Rust also excels in its support for compiling to WASM, which can be used as a smart contract. Hyperledger Sawtooth already had Seth, which supports running Ethereum Solidity smart contracts using a transaction processor, but now has Sawtooth Sabre, a transaction processor that runs a WASM smart contract that is compiled from Rust to the WASM target. Sawtooth Sabre includes an innovative feature: using registries for namespaces and contracts. The namespace registry lets administrators control what information a contract can access. The contract registry lists versions of the contract, along with a SHA-512 hash of the contract, giving application developers confidence that the correct contract is registered. Sabre supports API compatibility with the Sawtooth Rust SDK, so developers can write a smart contract that can run either within Sabre or natively as a transaction processor, depending on the deployment methodology.

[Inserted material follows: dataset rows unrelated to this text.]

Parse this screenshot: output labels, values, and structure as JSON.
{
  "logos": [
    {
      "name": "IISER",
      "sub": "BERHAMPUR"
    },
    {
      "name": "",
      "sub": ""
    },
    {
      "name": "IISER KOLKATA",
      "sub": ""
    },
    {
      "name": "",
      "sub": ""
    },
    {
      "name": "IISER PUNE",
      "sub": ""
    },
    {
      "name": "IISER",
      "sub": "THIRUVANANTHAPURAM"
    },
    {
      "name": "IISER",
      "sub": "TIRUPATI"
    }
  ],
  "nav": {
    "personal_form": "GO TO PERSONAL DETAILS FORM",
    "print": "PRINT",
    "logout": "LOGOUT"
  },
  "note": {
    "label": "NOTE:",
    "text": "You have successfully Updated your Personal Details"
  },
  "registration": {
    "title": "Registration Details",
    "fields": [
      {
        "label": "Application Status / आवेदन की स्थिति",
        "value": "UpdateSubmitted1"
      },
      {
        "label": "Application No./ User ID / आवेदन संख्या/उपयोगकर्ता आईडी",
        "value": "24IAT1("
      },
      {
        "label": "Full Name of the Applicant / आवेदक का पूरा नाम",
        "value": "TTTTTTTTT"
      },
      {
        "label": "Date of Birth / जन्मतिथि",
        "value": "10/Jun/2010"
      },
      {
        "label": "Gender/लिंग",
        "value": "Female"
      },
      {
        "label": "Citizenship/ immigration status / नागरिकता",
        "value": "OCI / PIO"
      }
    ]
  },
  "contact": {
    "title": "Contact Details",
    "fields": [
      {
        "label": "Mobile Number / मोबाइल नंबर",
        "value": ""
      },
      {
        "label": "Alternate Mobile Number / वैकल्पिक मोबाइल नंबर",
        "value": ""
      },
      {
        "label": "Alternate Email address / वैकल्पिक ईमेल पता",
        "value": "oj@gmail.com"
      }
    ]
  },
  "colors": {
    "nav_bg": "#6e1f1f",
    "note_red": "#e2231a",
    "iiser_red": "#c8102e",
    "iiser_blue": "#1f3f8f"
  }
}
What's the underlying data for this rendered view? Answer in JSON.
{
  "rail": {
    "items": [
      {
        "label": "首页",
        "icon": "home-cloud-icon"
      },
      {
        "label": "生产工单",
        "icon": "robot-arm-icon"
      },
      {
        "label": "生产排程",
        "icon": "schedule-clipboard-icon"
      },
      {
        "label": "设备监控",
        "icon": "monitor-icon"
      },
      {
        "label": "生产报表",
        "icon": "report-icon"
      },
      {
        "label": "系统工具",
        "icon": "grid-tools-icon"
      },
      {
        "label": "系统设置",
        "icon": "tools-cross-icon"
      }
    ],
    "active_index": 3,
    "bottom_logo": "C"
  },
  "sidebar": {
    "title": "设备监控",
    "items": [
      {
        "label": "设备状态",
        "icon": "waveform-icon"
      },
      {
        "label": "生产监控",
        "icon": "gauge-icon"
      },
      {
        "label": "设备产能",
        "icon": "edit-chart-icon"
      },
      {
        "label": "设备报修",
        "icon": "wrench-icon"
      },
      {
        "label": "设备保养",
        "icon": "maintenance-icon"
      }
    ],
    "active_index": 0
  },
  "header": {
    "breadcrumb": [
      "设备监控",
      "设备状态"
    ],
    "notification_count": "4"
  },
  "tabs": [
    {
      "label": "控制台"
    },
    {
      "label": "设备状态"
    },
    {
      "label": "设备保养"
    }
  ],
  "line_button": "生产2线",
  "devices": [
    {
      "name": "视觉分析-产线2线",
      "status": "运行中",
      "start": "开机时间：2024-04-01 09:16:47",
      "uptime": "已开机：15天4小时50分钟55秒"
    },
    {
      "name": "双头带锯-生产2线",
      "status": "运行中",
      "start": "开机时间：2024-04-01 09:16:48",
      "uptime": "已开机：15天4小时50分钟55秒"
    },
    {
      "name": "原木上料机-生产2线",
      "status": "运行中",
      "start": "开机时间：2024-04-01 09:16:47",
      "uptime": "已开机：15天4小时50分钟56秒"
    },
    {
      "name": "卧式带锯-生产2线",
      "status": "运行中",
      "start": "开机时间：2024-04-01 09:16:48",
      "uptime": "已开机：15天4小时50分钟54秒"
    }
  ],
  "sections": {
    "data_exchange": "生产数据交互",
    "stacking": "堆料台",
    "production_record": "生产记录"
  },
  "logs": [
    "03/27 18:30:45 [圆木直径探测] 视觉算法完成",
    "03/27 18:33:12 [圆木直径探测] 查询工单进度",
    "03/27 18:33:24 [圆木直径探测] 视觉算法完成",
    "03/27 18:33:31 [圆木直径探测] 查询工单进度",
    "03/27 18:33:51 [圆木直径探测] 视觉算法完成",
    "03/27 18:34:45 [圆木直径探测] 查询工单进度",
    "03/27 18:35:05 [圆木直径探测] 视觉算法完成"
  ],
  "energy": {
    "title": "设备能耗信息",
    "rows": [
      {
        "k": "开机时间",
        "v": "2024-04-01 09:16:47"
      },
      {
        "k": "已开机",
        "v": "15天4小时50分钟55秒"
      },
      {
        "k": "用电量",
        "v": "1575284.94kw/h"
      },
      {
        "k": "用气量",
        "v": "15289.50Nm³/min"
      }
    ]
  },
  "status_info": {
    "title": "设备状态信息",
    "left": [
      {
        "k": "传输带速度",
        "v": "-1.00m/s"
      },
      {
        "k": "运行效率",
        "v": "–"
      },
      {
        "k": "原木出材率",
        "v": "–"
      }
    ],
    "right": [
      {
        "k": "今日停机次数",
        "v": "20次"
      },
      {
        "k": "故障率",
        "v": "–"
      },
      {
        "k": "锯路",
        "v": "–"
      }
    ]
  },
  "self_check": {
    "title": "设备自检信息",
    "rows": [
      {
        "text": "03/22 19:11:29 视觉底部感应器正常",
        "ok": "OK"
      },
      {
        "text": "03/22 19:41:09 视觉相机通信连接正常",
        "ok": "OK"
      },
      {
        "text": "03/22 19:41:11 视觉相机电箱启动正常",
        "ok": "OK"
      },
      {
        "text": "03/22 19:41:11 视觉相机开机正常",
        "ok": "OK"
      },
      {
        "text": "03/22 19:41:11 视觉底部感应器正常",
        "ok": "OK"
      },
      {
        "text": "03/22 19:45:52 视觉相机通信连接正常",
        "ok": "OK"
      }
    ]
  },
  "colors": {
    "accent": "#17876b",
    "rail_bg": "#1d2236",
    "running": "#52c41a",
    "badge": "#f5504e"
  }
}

Rust has also influenced how changes to Hyperledger Sawtooth are handled. Our new RFC process is modeled after Rust’s RFC process, which provides a community-oriented forum for proposing and designing large changes. The Hyperledger Sawtooth team has put effort into a community-oriented design process at sawtooth-rfcs. The consensus API RFC is a good example: The guide-level explanation clearly lays out the purpose and reasoning behind the new component, then has a reference-level explanation of the technical details needed to guide implementation. The Sawtooth RFC process has been a good way to involve the larger Sawtooth community in driving the design and implementation of Sawtooth.

What’s next for Rust in Sawtooth? In 2019, the Sawtooth team is rewriting the remaining Sawtooth validator components in Rust. That means the networking and transaction processing components will be getting an overhaul. Expect that the networking components will be redesigned. The transaction processing components will have minor changes internally, while keeping a stable API. In both cases, there will be an increase in performance and stability thanks to Rust.

Come join the Hyperledger Sawtooth community in 2019 by writing your own transaction processor in Rust or even a consensus engine. Get in touch on the #sawtooth channel on RocketChat.

To learn more about Rust in Hyperledger Sawtooth, check out our recent changes:


About the Author:

Boyd Johnson is a Software Engineer at Bitwise IO who has worked on many core components of Hyperledger Sawtooth, including transaction processing components in Python and block validation and block publishing components in Rust. While originally a committed Pythonista, he has oxidized into a Rustacean.